Task statement. Whenever the word "subtitle" appears in a line of the data below, copy that line.

Items from an interface collection.
^^^^^^^^^^^^^^^^
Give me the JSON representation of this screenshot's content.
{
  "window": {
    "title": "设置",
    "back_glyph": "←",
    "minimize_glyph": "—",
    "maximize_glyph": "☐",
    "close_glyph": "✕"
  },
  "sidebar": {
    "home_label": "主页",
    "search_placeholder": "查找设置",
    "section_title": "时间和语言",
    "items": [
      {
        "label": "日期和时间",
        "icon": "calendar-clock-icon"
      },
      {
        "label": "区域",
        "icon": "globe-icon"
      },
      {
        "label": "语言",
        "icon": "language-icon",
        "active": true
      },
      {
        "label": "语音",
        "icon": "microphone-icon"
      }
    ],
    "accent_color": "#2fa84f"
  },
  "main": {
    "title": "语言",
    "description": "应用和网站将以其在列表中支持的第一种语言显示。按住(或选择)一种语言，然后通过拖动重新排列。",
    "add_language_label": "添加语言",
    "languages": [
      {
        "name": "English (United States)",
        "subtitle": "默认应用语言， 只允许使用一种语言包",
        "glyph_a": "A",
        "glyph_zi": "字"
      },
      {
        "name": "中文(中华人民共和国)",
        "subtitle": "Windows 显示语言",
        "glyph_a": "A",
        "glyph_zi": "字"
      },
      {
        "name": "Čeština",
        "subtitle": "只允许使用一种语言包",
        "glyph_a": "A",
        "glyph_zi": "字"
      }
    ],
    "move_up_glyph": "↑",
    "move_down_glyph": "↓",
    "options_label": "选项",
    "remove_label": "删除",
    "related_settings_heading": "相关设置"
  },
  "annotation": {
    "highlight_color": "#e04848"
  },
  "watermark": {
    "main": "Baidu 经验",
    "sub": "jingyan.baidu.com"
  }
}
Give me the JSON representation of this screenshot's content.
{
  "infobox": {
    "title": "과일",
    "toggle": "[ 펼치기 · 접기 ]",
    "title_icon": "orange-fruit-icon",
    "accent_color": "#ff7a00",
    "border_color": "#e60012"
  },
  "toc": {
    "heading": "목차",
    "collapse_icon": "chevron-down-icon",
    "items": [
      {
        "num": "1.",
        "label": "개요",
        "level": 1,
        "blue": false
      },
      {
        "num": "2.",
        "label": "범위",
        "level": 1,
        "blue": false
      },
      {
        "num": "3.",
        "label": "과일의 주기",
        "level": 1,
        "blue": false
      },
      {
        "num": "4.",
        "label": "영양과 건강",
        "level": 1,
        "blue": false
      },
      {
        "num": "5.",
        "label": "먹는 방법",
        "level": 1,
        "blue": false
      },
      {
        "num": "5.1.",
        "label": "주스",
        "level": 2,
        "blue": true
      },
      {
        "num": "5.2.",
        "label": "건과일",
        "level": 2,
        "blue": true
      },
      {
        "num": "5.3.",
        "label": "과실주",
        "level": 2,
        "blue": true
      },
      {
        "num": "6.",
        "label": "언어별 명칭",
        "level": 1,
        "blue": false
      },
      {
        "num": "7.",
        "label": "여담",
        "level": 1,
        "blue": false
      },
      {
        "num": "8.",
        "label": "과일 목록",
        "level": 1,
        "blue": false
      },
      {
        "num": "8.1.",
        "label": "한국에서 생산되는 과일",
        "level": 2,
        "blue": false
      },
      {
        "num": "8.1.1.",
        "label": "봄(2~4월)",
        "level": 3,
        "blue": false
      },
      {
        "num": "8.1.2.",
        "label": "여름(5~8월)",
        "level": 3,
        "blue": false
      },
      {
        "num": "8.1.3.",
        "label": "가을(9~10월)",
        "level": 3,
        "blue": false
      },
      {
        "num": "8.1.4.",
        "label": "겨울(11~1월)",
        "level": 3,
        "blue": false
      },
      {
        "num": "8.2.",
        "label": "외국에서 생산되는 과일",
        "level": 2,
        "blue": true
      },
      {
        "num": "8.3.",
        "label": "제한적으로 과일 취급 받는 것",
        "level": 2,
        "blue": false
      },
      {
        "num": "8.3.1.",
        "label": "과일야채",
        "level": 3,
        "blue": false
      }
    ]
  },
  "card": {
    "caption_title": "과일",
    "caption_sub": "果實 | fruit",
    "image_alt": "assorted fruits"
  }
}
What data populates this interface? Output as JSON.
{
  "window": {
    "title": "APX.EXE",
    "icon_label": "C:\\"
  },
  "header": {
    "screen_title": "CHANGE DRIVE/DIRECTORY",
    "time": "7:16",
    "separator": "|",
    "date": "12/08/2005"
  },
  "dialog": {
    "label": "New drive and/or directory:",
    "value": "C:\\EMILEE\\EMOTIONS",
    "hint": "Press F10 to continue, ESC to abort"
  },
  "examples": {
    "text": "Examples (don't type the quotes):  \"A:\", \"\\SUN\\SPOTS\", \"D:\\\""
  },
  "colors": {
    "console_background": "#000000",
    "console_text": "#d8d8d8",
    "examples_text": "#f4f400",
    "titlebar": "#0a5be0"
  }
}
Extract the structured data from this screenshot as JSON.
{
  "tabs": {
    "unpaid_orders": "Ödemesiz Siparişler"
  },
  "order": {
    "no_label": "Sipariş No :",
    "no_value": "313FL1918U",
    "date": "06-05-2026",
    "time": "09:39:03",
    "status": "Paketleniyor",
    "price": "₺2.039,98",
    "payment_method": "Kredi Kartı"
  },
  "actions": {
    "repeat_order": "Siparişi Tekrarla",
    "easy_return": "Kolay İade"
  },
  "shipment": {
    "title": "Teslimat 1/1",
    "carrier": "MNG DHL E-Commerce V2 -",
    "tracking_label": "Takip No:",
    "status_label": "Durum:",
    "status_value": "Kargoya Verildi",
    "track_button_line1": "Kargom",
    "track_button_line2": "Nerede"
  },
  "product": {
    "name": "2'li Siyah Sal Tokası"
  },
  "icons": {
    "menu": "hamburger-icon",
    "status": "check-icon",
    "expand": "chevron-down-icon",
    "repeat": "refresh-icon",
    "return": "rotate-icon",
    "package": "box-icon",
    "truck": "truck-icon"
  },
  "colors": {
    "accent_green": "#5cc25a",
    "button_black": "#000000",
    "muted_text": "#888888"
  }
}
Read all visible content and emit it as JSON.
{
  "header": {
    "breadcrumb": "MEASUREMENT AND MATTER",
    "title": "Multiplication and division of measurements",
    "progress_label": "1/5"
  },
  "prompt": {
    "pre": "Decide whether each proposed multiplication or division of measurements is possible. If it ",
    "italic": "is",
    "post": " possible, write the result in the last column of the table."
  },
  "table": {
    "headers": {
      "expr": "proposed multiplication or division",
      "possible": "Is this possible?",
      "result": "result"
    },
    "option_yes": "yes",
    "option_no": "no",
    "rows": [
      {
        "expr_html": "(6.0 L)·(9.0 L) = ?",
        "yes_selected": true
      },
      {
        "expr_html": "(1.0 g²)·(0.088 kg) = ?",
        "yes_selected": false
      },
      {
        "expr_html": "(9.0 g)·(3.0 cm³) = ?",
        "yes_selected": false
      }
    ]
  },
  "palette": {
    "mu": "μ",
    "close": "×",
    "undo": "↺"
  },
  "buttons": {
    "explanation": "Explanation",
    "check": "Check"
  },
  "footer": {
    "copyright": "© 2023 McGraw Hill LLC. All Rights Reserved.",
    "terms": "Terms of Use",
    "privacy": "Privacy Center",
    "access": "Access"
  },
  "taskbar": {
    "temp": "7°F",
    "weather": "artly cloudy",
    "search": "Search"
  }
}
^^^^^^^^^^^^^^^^
Response area.
        "subtitle": "默认应用语言， 只允许使用一种语言包",
        "subtitle": "Windows 显示语言",
        "subtitle": "只允许使用一种语言包",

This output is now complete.